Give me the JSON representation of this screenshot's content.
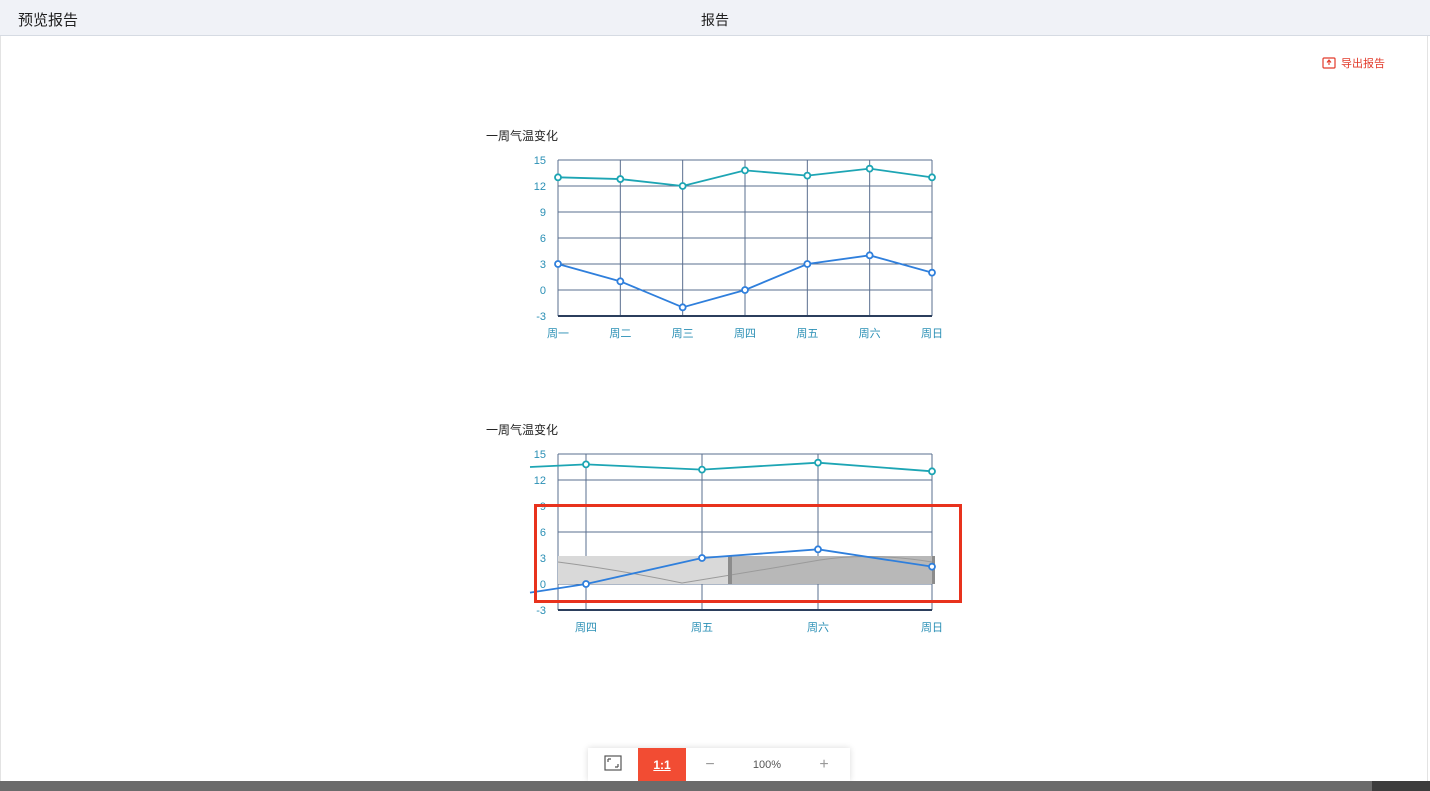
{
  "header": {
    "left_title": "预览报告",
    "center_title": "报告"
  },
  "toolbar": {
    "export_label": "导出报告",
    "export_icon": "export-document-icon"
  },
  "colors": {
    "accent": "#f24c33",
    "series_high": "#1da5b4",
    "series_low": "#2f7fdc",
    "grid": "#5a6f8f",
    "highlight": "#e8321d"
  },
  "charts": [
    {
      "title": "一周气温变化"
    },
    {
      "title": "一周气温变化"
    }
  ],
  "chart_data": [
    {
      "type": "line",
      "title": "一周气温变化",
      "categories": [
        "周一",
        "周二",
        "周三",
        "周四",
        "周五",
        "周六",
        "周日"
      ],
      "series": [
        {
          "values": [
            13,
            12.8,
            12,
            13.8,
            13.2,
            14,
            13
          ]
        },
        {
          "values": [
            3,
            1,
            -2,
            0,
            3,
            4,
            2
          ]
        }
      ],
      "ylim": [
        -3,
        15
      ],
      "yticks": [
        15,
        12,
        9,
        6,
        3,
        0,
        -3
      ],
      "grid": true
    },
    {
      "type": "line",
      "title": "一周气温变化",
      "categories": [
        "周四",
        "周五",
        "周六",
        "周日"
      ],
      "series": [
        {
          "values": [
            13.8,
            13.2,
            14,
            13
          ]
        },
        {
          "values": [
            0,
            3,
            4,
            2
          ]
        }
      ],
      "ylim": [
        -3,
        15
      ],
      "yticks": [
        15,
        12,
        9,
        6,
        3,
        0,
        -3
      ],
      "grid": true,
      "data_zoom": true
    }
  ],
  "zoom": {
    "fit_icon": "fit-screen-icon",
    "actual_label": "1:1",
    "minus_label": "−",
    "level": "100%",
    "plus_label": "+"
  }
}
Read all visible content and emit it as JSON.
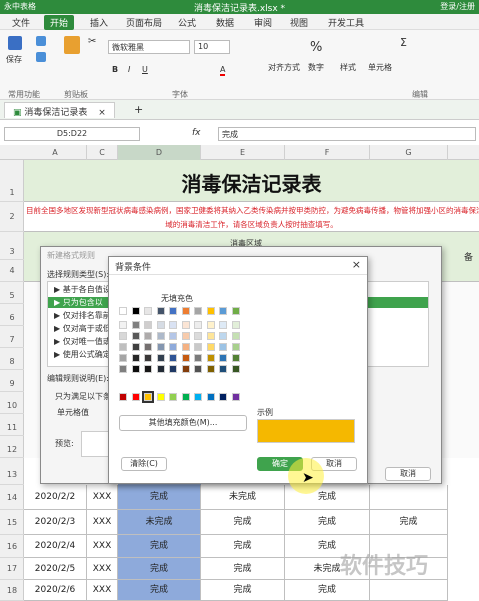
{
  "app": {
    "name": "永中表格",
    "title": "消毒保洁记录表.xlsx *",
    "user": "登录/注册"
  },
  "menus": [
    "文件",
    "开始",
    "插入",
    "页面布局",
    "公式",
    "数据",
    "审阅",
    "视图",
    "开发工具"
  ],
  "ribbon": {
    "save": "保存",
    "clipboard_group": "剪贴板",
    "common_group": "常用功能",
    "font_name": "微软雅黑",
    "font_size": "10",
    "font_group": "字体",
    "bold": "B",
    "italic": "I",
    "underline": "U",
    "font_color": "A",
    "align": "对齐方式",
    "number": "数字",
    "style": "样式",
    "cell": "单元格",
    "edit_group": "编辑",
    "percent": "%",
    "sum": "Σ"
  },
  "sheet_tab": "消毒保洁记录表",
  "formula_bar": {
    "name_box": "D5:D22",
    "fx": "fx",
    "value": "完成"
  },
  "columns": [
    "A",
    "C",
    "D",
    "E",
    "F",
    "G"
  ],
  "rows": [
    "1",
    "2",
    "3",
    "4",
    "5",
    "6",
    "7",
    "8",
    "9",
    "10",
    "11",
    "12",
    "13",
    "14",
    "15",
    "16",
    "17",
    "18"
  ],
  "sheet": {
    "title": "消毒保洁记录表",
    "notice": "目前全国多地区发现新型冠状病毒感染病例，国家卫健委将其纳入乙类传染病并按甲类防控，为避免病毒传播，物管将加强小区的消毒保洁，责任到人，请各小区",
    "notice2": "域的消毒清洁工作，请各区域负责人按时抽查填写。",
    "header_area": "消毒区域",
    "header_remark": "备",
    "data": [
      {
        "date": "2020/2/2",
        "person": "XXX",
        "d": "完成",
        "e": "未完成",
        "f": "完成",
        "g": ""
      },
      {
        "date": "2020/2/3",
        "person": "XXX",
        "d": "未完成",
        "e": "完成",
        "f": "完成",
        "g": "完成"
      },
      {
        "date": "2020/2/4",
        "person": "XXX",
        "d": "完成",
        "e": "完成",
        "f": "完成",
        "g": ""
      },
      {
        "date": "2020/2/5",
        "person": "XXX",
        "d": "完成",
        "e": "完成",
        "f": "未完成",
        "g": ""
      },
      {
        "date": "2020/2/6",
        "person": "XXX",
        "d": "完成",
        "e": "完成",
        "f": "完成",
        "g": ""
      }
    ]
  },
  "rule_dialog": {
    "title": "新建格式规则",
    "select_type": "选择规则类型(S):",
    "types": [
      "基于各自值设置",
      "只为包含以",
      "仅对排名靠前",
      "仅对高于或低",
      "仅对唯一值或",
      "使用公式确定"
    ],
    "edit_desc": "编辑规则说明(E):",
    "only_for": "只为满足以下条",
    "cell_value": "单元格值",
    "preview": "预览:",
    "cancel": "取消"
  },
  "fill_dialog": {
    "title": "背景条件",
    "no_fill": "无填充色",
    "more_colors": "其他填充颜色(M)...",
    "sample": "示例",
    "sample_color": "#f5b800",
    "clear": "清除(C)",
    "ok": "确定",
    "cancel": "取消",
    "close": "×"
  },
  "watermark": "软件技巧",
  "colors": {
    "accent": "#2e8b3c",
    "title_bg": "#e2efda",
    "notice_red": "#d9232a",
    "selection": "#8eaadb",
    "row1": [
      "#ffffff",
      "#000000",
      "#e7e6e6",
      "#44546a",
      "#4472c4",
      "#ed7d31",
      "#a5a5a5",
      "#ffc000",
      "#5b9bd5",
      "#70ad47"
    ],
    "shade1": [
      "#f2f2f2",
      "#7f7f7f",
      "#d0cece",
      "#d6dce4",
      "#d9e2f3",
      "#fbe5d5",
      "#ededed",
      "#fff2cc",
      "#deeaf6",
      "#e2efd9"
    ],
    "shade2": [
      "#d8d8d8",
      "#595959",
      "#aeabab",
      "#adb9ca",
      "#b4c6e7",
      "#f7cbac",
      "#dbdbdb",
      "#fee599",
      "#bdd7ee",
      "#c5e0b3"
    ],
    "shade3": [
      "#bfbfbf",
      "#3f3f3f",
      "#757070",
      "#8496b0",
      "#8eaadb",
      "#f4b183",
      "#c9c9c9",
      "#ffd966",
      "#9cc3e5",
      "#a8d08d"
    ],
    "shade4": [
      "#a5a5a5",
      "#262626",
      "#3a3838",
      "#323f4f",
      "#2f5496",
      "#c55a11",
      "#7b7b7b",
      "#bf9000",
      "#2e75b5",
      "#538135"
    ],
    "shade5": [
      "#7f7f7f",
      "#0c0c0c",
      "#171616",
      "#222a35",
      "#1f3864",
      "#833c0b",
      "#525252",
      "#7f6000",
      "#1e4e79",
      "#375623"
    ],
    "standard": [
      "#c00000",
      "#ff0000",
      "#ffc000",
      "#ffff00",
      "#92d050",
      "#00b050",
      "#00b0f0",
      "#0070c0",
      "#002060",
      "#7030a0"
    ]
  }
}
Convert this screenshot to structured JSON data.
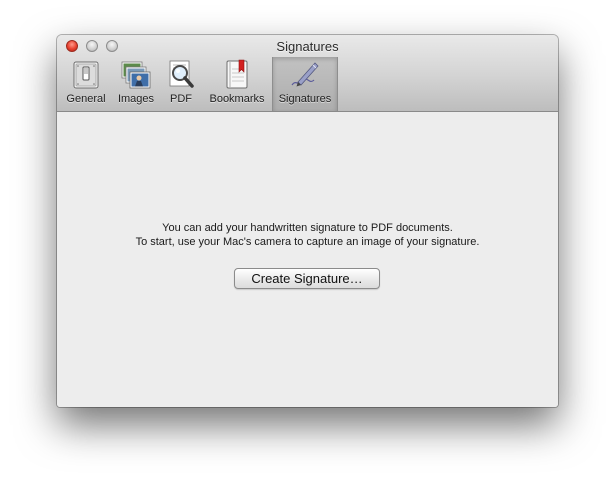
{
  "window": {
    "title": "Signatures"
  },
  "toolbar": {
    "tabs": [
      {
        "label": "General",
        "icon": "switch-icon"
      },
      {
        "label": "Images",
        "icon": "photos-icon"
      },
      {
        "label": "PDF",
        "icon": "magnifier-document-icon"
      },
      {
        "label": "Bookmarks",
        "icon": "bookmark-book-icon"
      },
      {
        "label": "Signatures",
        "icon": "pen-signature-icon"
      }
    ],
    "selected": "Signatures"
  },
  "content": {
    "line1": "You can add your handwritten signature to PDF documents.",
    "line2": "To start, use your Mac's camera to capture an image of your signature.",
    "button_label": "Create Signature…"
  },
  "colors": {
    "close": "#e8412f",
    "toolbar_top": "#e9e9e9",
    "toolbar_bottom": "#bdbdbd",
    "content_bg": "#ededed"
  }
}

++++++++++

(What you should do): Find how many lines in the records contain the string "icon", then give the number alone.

(Answer to this task): 7